Chris Fogden has 1,300 outdoor breeding sows in Suffolk, selling most of the progeny at 7kg. The unit is in an SPZ1 which, while discouraged, doesn’t mean the site can’t be managed to protect water sources.

He has improved track management on the site and dug silt traps in appropriate locations to capture water – and the sediment and nutrients it carries with it – before it can reach any water sources.

“The land is very sandy and in heavy rain the trackway used to channel water and silt down onto the road. So we built in humps and dug holes beside the track to act as silt traps to divert the flow of water.”

Silt trap

However, it’s worth bearing in mind that water usually finds another path, he notes.

“It now travels onto the field a little. Even so, it has been a big improvement overall.”

The farm’s latest management change has been to introduce strip grazing, following the work Mark Hayward has done.

“We set up the new layout in September and are looking forward to seeing how it benefits the business, both in managing the soil and water run-off and in helping with farrowing performance.

“This summer, sow productivity seemed to struggle and it makes sense that providing fresh ground more often should help. Sows will now be moved onto fresh ground every six months when we change grazing strips, rather than every two years when we move sites, as before.”

More information on soils

Contact AHDB Pork’s Basis-qualified KE manager Andrew Palmer on 07976 443 454 or Kate Mellor on 07973 701 202.

For the soil management guide and plan as well as videos on soil management and strip grazing, visit AHDB Pork.

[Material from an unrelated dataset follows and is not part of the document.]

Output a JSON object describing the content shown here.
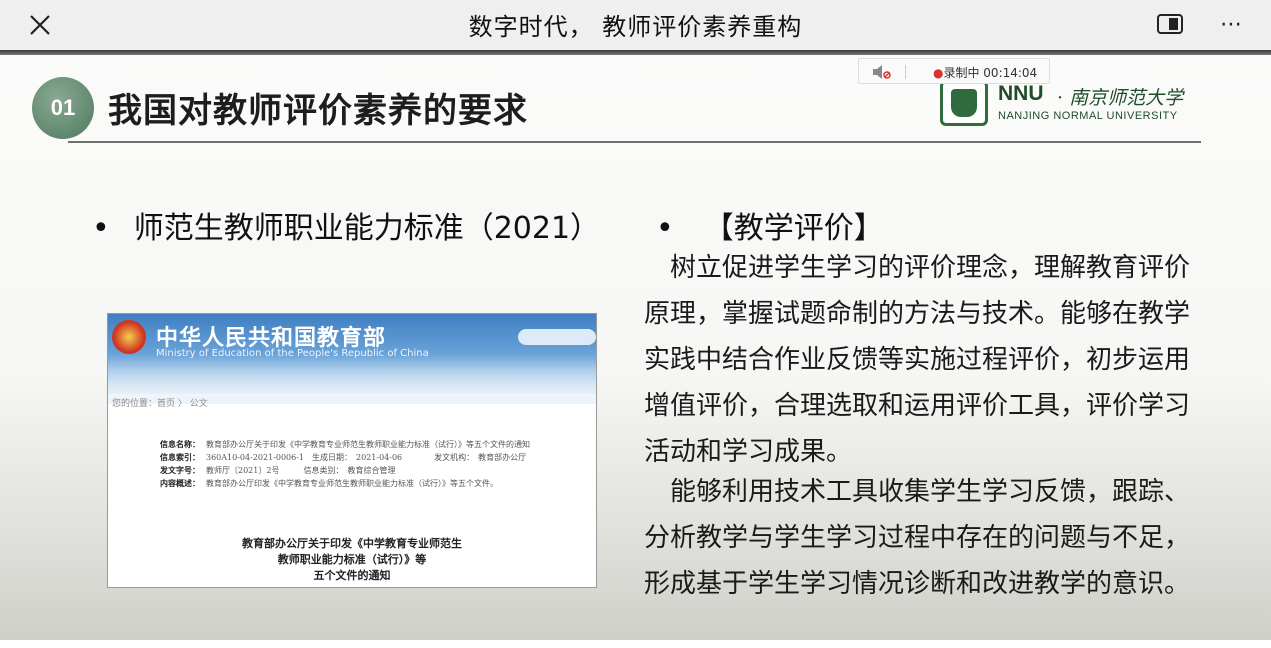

There are also workshops in November for all farming sectors, as part of AHDB’s GREAT Soils programme, to explore the practicalities of better soil management and shape the direction of new research on soil health.